Write out all the material verbatim, line by line.

┏━━

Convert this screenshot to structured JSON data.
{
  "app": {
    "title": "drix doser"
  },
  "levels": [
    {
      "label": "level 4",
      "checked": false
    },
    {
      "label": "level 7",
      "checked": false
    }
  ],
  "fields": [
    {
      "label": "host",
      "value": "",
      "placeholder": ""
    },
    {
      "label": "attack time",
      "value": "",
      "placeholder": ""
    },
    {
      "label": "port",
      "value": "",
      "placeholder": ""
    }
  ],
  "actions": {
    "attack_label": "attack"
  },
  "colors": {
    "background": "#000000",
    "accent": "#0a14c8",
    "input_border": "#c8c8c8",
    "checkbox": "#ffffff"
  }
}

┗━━

FINISHED TASK =
Convert this screenshot to structured JSON data.
{
  "app": {
    "title": "drix doser"
  },
  "levels": [
    {
      "label": "level 4",
      "checked": false
    },
    {
      "label": "level 7",
      "checked": false
    }
  ],
  "fields": [
    {
      "label": "host",
      "value": "",
      "placeholder": ""
    },
    {
      "label": "attack time",
      "value": "",
      "placeholder": ""
    },
    {
      "label": "port",
      "value": "",
      "placeholder": ""
    }
  ],
  "actions": {
    "attack_label": "attack"
  },
  "colors": {
    "background": "#000000",
    "accent": "#0a14c8",
    "input_border": "#c8c8c8",
    "checkbox": "#ffffff"
  }
}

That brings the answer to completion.